The first ever computer virus spread by mobile phones has been sent to anti-virus firms.
How the worm would announce its arrival on your phone
No infections have been reported and the worm is harmless but it is proof that mobiles are at risk from virus writers.
The worm, known as Cabir, infects phones and devices running the Symbian operating system.
Anti-virus firms are divided on whether it will open the floodgate to similar viruses.
"It is a milestone in the timeline of viruses but technically is not that special," said Graham Cluley, a senior technology consultant at Sophos Anti-Virus.
When the infected file is launched the mobile phone's screen displays the word "Caribe".
Every time the mobile phone is turned on, the worm will launch itself and scan the area for other phones to infect, sending a copy of itself to any it finds.
Mr Cluley sees it as an interesting first rather than something that needs to be of great concern to phone users.
Proof of concept
Because the worm requires Bluetooth technology to travel, it is geographically constrained to a radius of about 30 metres.
Then it is dependent on someone having Bluetooth turned on within that range.
And as a final blow to its progress, any unsuspecting phone user in the vicinity would have to accept the virus which would be preceded by a warning that the source of the file is unknown.
Anti-virus firm F-Secure was among a handful of security companies to receive the virus, which it believes to have come from a group of virus writers known as 29a.
The group is credited with the release of the recent Rugrat virus.
Will mobile users be plagued by viruses?
"This group don't tend to write malicious viruses, rather it is a proof of concept thing," said Matt Piercy, UK manager of F-Secure.
"But there is a history of their code getting into others' hands and I would not be surprised to see the first attempt at something more sinister in the next few months," he added.
A malicious mobile phone virus could wipe contact numbers and other data stored on the handset, as well as sending out messages purporting to come from the victim's phone.
"People need to take this seriously and in the same way as we protect our PCs, we need to protect our mobile phones," said Mr Piercy.
This would involve users downloading a firewall onto their handsets.
Not all anti-virus firms are convinced that a glut of mobile viruses is likely in the near future.
"We spotted a virus written for a Palm device four years ago and some anti-virus firms predicted a flood of others but it just didn't happen," said Mr Cluley.
Instead, Windows will be the primary target for virus writers for the foreseeable future he predicts.
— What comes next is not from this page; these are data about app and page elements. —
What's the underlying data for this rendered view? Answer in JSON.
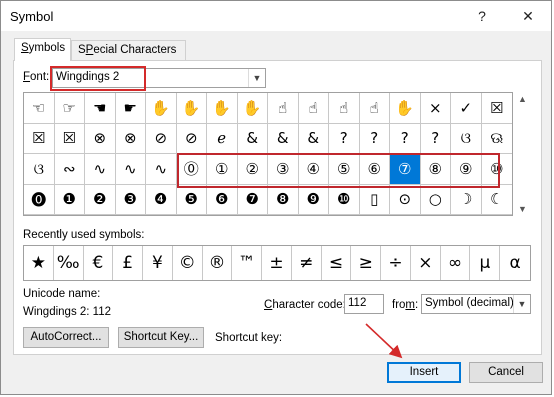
{
  "window": {
    "title": "Symbol",
    "help_label": "?",
    "close_label": "✕"
  },
  "tabs": [
    {
      "label": "Symbols",
      "underline": "S",
      "rest": "ymbols"
    },
    {
      "label": "Special Characters",
      "underline": "P",
      "pre": "S",
      "rest": "ecial Characters"
    }
  ],
  "font": {
    "label_u": "F",
    "label_rest": "ont:",
    "value": "Wingdings 2"
  },
  "symbols": [
    "☜",
    "☞",
    "☚",
    "☛",
    "✋",
    "✋",
    "✋",
    "✋",
    "☝",
    "☝",
    "☝",
    "☝",
    "✋",
    "×",
    "✓",
    "☒",
    "☒",
    "☒",
    "⊗",
    "⊗",
    "⊘",
    "⊘",
    "ℯ",
    "&",
    "&",
    "&",
    "?",
    "?",
    "?",
    "?",
    "ଓ",
    "ଊ",
    "ଓ",
    "∾",
    "∿",
    "∿",
    "∿",
    "⓪",
    "①",
    "②",
    "③",
    "④",
    "⑤",
    "⑥",
    "⑦",
    "⑧",
    "⑨",
    "⑩",
    "⓿",
    "❶",
    "❷",
    "❸",
    "❹",
    "❺",
    "❻",
    "❼",
    "❽",
    "❾",
    "❿",
    "▯",
    "⊙",
    "○",
    "☽",
    "☾"
  ],
  "selected_index": 44,
  "last_row_extra": [
    "❡",
    "✝"
  ],
  "recent": {
    "label": "Recently used symbols:",
    "items": [
      "★",
      "‰",
      "€",
      "£",
      "¥",
      "©",
      "®",
      "™",
      "±",
      "≠",
      "≤",
      "≥",
      "÷",
      "×",
      "∞",
      "μ",
      "α"
    ]
  },
  "unicode": {
    "label": "Unicode name:",
    "value": "Wingdings 2: 112"
  },
  "char_code": {
    "label_u": "C",
    "label_pre": "",
    "label_rest": "haracter code:",
    "value": "112"
  },
  "from": {
    "label_u": "m",
    "label_pre": "fro",
    "label_rest": ":",
    "value": "Symbol (decimal)"
  },
  "buttons": {
    "autocorrect": "AutoCorrect...",
    "shortcut_key": "Shortcut Key...",
    "insert": "Insert",
    "cancel": "Cancel"
  },
  "shortcut_label": "Shortcut key:",
  "colors": {
    "selection": "#0078d7",
    "highlight": "#c0272d"
  }
}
One such virus, the Zafi-B worm, is currently infecting 90 out of every 1,000 emails being sent according to Sophos.
"That is an astonishing figure and is by far the most widespread e-mail virus at the moment," said Mr Cluley.
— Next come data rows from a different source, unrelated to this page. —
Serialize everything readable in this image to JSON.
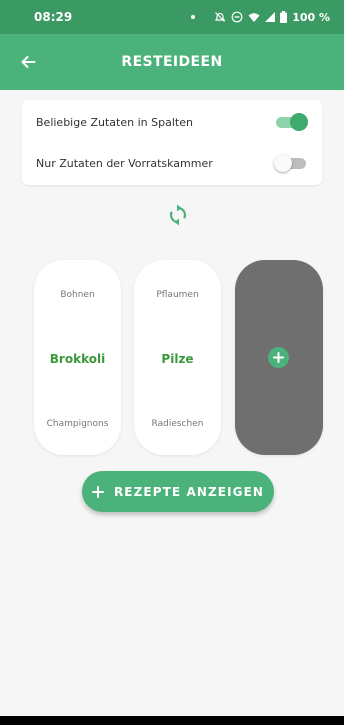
{
  "status_bar": {
    "time": "08:29",
    "battery": "100 %"
  },
  "app_bar": {
    "title": "RESTEIDEEN",
    "back_icon": "arrow-left-icon"
  },
  "settings": [
    {
      "label": "Beliebige Zutaten in Spalten",
      "enabled": true
    },
    {
      "label": "Nur Zutaten der Vorratskammer",
      "enabled": false
    }
  ],
  "shuffle_icon": "refresh-icon",
  "columns": [
    {
      "top": "Bohnen",
      "selected": "Brokkoli",
      "bottom": "Champignons"
    },
    {
      "top": "Pflaumen",
      "selected": "Pilze",
      "bottom": "Radieschen"
    }
  ],
  "add_column_icon": "plus-circle-icon",
  "show_recipes_label": "REZEPTE ANZEIGEN",
  "colors": {
    "status_bar": "#3b9a63",
    "app_bar": "#4cb27b",
    "accent": "#4cb27b",
    "selected_text": "#3a9a3a",
    "add_column": "#6f6f6f",
    "background": "#f6f6f6"
  }
}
The worm displays a message demanding the death penalty be introduced in Hungary.